Businesses have clearly delineated life cycles and each stage – from start-up, to the growth phase, to maturity, and the exit of the founder – has a specific risk profile. This article examines just a few of the ways that debtor finance enables companies to plan strategically and manage the risks associated with each stage of the business cycle.

Start-up businesses: Incubation is the riskiest time for businesses – on average 90 per cent of first businesses fail – so it is very difficult to obtain non-secured business finance. However, start-ups can take advantage of factoring in a manner that mimics elements of seed funding. Assuming a business plan with high visibility, Scottish Pacific can establish a fast-track facility that kicks in from the first invoice to help a business gain a foothold during this critical period. Banks usually only enter the equation at a more advanced stage or will seek personal property security.

The growth phase: The next high-risk phase for a business is expansion. Orders flow in faster than the business can meet them, requiring investment in new premises, additional equipment and resources. Fixed-asset loan values don’t expand to match the business growth but because debtor finance is secured against your invoices, it grows with the business, providing working capital to carry you out of the danger zone.

Maturity: If a business survives start-up and growth hurdles, it usually matures and plateaus. At this point, management usually opts to either: diversify into new product lines; grow through acquisition; or diversify into export markets. It is also likely to encounter partnership disputes, risk-management and potential restructures. Debtor finance helps with all of these challenges and examples follow:

  1. Acquiring a new product or brand requires upfront marketing and inventory expenditure as well as acquisition funding.

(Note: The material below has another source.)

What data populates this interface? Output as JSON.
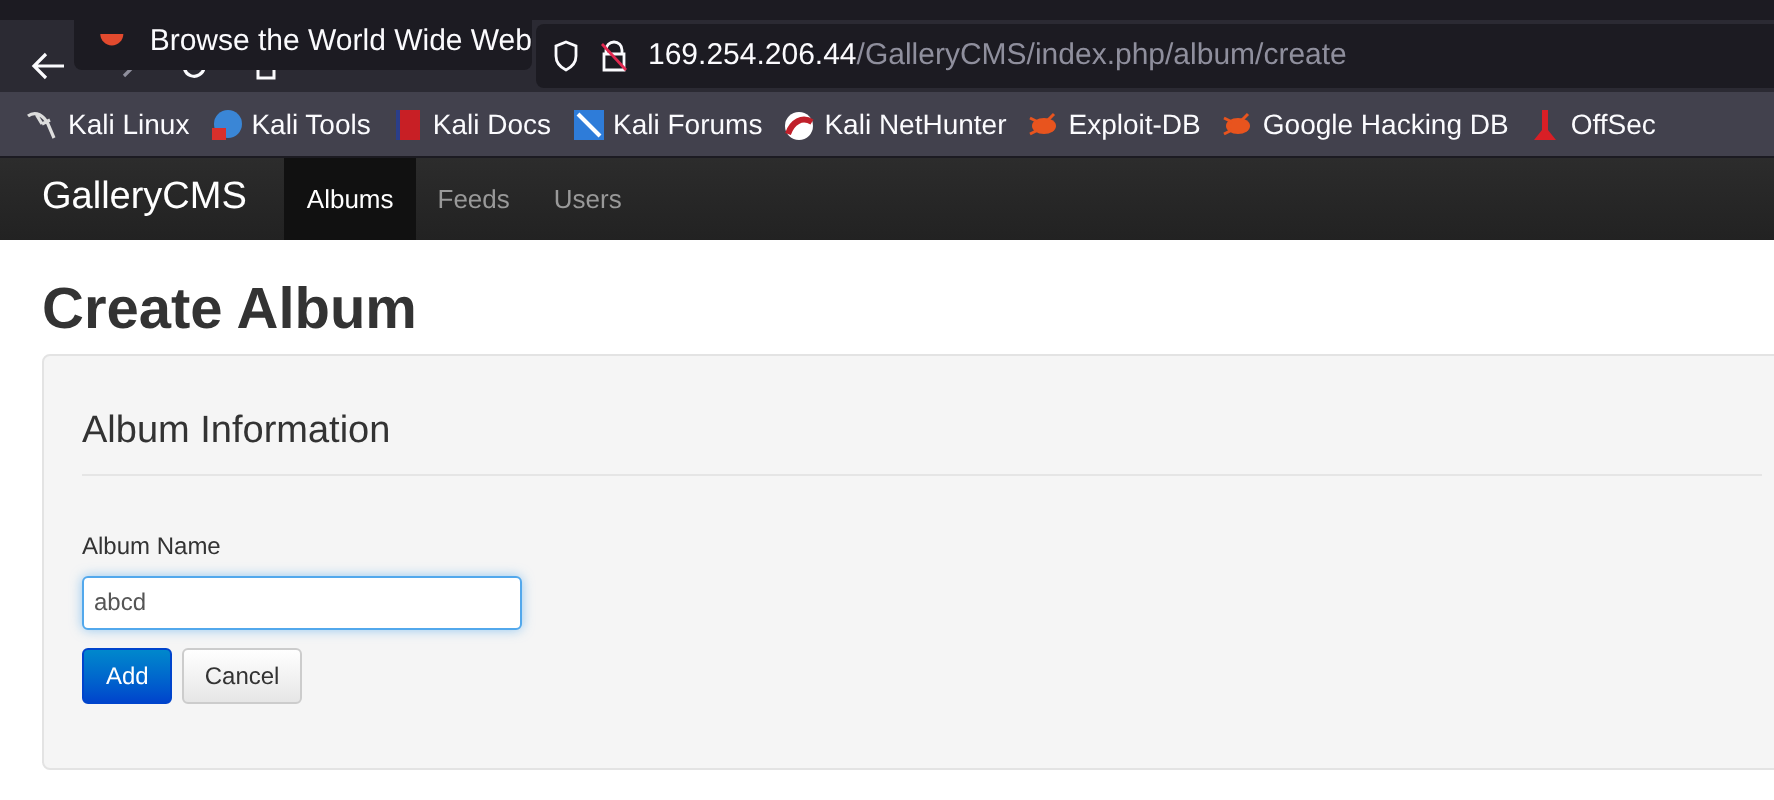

So long as visibility is high and the debt structure is established in advance, debtor finance can be extended against the product’s existing sales to fund the purchase. While technically the business does not yet own the invoices, as with residential property, simultaneous settlement means the invoice discounting facility kicks in in a timely fashion. This substantially reduces the cost of acquisition and streamlines a business’s cashflow during the vulnerable, cash-tight acquisition period.
  2. Buying another business: This is a similar situation to product acquisition. Debtor finance is a superb tool for funding growth through acquisition because it becomes a self-perpetuating, self-feeding loop. A business can use its existing debtors to help fund a purchase then, once it owns the debtors of the new business, it can use those to purchase another business – and so the cycle goes. It is not uncommon for businesses in some industries grow from $1 million to $20 million in the space of a few years using debtor-finance funded acquisitions. This is usually the stage where a business adopts a group structure but lowers its risk by ensuring each entity funds itself.
  3. Exporters: Factoring allows exporters to offer open trading terms while retaining full guarantee against non-payment and gaining a cash-drawdown facility. No other form of finance offers this flexibility. In addition, outsourcing these collections removes the headache of collecting overseas payments during different time zones, handling different currencies, languages and banking procedures.
  4. Partnership and shareholder disputes: When one stakeholder in a business has property of a higher value than another, this often triggers disputes because the risk is unequally spread. Debtor finance allows businesses to remove personal security from a business-finance situation, solving this problem and de-risking personal assets. It can also be used to induce a new stakeholder with a desirable skill who is unwilling to place their property at risk.
  5. Customer insolvencies and concentration risk: It is not uncommon for a business to experience a serious customer insolvency. In these instances, they need an urgent cashflow injection to avoid suffering a similar fate. Debtor finance can be an excellent solution. Many businesses in Australia also suffer customer concentration.
  6. Restructuring: Sometimes businesses hit a rough patch and need to restructure. Most financiers reject businesses at this stage because the prognosis is poor but if the company has a debtor finance facility in place, businesses can buy the time they need to restructure, maintaining continuity of trading and paying staff as they transition.
  7. Diversification and recession-proofing: Debtor finance is critical to helping recession-proof a business. If a financer extends a line of credit based on the value of the house, or business, this will most likely tighten during recessions when asset values fall, placing a further squeeze on your business. But because cashflow finance is not tied to fixed assets but invoices, it offers great advantages in periods of economic downturn, helping de-risk the business by diversifying the funding base and building in greater flexibility during tough times.
  8. Business takeovers, Management Buyouts and buying out a partner: The final stage of the business cycle is when founders chooses to exit the business in a manner that hopefully protect their legacy and staff. Debtor finance is brilliant for funding business takeovers and is equally effective for management hoping to undertake a management buyout. At a simple level, a retiring principal may wish to leave the business in the hands of his trusted second-in-charge who may not be able to afford the purchase. By talking to your debtor finance provider and accessing the company’s working capital, a situation can be structured and executed to that effect.

To summarise, cashflow finance is a powerful, flexible strategic financial tool that can power and protect a business from cradle to the grave. It also offers a vast range of operational benefits, providing working capital and allowing companies to: offer more competitive terms of trade; access funds quickly to capitalise on business opportunities; improve supplier relationships through prompt payment, improve customer relationships with faster fulfillment; gain strategic confidence with reliable cashflow; and obtain extra business finance against stock, plant, equipment and property.